• _Task prompt_:
Nothing less than an exact copy of all the records is required.

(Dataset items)
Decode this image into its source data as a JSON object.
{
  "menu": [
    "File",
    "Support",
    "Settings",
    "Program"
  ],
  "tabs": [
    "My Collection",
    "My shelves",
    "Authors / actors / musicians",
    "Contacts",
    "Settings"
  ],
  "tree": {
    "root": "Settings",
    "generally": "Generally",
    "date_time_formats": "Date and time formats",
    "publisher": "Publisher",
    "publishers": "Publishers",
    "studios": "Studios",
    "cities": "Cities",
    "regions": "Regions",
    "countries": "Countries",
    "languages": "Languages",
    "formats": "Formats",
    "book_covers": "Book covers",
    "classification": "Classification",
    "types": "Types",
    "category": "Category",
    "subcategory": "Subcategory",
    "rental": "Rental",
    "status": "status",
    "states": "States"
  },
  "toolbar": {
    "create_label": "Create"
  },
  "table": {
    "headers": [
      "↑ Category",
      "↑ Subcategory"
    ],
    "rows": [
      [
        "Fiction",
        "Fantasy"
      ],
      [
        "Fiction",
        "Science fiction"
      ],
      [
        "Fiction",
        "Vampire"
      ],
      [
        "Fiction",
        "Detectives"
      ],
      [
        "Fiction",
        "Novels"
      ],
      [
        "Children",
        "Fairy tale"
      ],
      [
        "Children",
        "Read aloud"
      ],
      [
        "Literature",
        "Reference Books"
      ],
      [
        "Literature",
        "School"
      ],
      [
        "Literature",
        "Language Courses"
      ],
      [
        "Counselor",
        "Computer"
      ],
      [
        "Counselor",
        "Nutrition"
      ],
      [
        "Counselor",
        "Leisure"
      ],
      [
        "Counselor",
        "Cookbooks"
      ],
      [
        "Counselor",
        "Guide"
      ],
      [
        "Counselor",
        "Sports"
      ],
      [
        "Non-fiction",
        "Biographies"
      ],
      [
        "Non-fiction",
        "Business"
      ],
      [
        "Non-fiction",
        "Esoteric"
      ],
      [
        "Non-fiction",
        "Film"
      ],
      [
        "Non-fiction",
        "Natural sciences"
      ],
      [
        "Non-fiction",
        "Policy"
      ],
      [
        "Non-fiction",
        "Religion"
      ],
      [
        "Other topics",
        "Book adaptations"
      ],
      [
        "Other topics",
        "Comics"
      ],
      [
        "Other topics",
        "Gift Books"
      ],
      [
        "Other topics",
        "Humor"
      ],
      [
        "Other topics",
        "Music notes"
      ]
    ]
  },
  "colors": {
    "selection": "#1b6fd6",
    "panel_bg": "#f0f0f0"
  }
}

• _Your response_:
Decode this image into its source data as a JSON object.
{
  "menu": [
    "File",
    "Support",
    "Settings",
    "Program"
  ],
  "tabs": [
    "My Collection",
    "My shelves",
    "Authors / actors / musicians",
    "Contacts",
    "Settings"
  ],
  "tree": {
    "root": "Settings",
    "generally": "Generally",
    "date_time_formats": "Date and time formats",
    "publisher": "Publisher",
    "publishers": "Publishers",
    "studios": "Studios",
    "cities": "Cities",
    "regions": "Regions",
    "countries": "Countries",
    "languages": "Languages",
    "formats": "Formats",
    "book_covers": "Book covers",
    "classification": "Classification",
    "types": "Types",
    "category": "Category",
    "subcategory": "Subcategory",
    "rental": "Rental",
    "status": "status",
    "states": "States"
  },
  "toolbar": {
    "create_label": "Create"
  },
  "table": {
    "headers": [
      "↑ Category",
      "↑ Subcategory"
    ],
    "rows": [
      [
        "Fiction",
        "Fantasy"
      ],
      [
        "Fiction",
        "Science fiction"
      ],
      [
        "Fiction",
        "Vampire"
      ],
      [
        "Fiction",
        "Detectives"
      ],
      [
        "Fiction",
        "Novels"
      ],
      [
        "Children",
        "Fairy tale"
      ],
      [
        "Children",
        "Read aloud"
      ],
      [
        "Literature",
        "Reference Books"
      ],
      [
        "Literature",
        "School"
      ],
      [
        "Literature",
        "Language Courses"
      ],
      [
        "Counselor",
        "Computer"
      ],
      [
        "Counselor",
        "Nutrition"
      ],
      [
        "Counselor",
        "Leisure"
      ],
      [
        "Counselor",
        "Cookbooks"
      ],
      [
        "Counselor",
        "Guide"
      ],
      [
        "Counselor",
        "Sports"
      ],
      [
        "Non-fiction",
        "Biographies"
      ],
      [
        "Non-fiction",
        "Business"
      ],
      [
        "Non-fiction",
        "Esoteric"
      ],
      [
        "Non-fiction",
        "Film"
      ],
      [
        "Non-fiction",
        "Natural sciences"
      ],
      [
        "Non-fiction",
        "Policy"
      ],
      [
        "Non-fiction",
        "Religion"
      ],
      [
        "Other topics",
        "Book adaptations"
      ],
      [
        "Other topics",
        "Comics"
      ],
      [
        "Other topics",
        "Gift Books"
      ],
      [
        "Other topics",
        "Humor"
      ],
      [
        "Other topics",
        "Music notes"
      ]
    ]
  },
  "colors": {
    "selection": "#1b6fd6",
    "panel_bg": "#f0f0f0"
  }
}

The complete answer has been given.